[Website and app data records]
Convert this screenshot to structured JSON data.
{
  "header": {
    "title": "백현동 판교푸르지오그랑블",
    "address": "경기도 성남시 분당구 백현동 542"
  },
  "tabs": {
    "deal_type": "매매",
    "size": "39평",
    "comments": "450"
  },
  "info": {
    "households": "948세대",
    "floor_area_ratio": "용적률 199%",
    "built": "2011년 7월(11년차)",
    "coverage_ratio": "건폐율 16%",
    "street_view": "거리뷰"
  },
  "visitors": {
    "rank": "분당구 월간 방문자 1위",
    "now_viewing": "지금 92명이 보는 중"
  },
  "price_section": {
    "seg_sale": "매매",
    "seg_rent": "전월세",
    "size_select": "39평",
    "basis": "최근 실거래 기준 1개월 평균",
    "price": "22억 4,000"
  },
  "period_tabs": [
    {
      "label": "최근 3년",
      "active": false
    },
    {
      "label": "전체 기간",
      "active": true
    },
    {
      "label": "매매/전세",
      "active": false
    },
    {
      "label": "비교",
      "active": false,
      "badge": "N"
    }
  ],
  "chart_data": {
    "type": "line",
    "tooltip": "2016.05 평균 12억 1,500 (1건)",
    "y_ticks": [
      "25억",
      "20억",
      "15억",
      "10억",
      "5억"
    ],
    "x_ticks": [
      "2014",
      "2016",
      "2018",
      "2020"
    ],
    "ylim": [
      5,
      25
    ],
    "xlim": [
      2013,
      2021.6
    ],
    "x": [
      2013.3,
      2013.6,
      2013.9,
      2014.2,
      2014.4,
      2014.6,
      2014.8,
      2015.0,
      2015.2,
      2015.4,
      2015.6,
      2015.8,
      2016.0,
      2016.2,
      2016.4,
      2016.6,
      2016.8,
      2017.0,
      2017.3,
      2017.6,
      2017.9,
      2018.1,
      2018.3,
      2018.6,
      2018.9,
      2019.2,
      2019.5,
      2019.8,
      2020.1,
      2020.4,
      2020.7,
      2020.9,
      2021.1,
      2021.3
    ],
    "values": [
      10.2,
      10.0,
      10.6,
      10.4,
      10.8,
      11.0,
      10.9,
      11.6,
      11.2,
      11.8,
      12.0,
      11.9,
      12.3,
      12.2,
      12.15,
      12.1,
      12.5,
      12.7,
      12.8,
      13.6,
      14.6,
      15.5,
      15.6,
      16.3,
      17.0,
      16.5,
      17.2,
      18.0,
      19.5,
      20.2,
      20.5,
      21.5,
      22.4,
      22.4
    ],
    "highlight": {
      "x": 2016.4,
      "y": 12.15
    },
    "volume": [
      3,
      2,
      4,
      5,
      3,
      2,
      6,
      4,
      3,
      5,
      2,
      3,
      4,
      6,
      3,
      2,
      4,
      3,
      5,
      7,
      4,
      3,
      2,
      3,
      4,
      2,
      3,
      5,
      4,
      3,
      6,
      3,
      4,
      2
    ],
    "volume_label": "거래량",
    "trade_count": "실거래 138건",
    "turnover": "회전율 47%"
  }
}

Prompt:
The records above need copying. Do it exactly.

Problem solution:
Convert this screenshot to structured JSON data.
{
  "header": {
    "title": "백현동 판교푸르지오그랑블",
    "address": "경기도 성남시 분당구 백현동 542"
  },
  "tabs": {
    "deal_type": "매매",
    "size": "39평",
    "comments": "450"
  },
  "info": {
    "households": "948세대",
    "floor_area_ratio": "용적률 199%",
    "built": "2011년 7월(11년차)",
    "coverage_ratio": "건폐율 16%",
    "street_view": "거리뷰"
  },
  "visitors": {
    "rank": "분당구 월간 방문자 1위",
    "now_viewing": "지금 92명이 보는 중"
  },
  "price_section": {
    "seg_sale": "매매",
    "seg_rent": "전월세",
    "size_select": "39평",
    "basis": "최근 실거래 기준 1개월 평균",
    "price": "22억 4,000"
  },
  "period_tabs": [
    {
      "label": "최근 3년",
      "active": false
    },
    {
      "label": "전체 기간",
      "active": true
    },
    {
      "label": "매매/전세",
      "active": false
    },
    {
      "label": "비교",
      "active": false,
      "badge": "N"
    }
  ],
  "chart_data": {
    "type": "line",
    "tooltip": "2016.05 평균 12억 1,500 (1건)",
    "y_ticks": [
      "25억",
      "20억",
      "15억",
      "10억",
      "5억"
    ],
    "x_ticks": [
      "2014",
      "2016",
      "2018",
      "2020"
    ],
    "ylim": [
      5,
      25
    ],
    "xlim": [
      2013,
      2021.6
    ],
    "x": [
      2013.3,
      2013.6,
      2013.9,
      2014.2,
      2014.4,
      2014.6,
      2014.8,
      2015.0,
      2015.2,
      2015.4,
      2015.6,
      2015.8,
      2016.0,
      2016.2,
      2016.4,
      2016.6,
      2016.8,
      2017.0,
      2017.3,
      2017.6,
      2017.9,
      2018.1,
      2018.3,
      2018.6,
      2018.9,
      2019.2,
      2019.5,
      2019.8,
      2020.1,
      2020.4,
      2020.7,
      2020.9,
      2021.1,
      2021.3
    ],
    "values": [
      10.2,
      10.0,
      10.6,
      10.4,
      10.8,
      11.0,
      10.9,
      11.6,
      11.2,
      11.8,
      12.0,
      11.9,
      12.3,
      12.2,
      12.15,
      12.1,
      12.5,
      12.7,
      12.8,
      13.6,
      14.6,
      15.5,
      15.6,
      16.3,
      17.0,
      16.5,
      17.2,
      18.0,
      19.5,
      20.2,
      20.5,
      21.5,
      22.4,
      22.4
    ],
    "highlight": {
      "x": 2016.4,
      "y": 12.15
    },
    "volume": [
      3,
      2,
      4,
      5,
      3,
      2,
      6,
      4,
      3,
      5,
      2,
      3,
      4,
      6,
      3,
      2,
      4,
      3,
      5,
      7,
      4,
      3,
      2,
      3,
      4,
      2,
      3,
      5,
      4,
      3,
      6,
      3,
      4,
      2
    ],
    "volume_label": "거래량",
    "trade_count": "실거래 138건",
    "turnover": "회전율 47%"
  }
}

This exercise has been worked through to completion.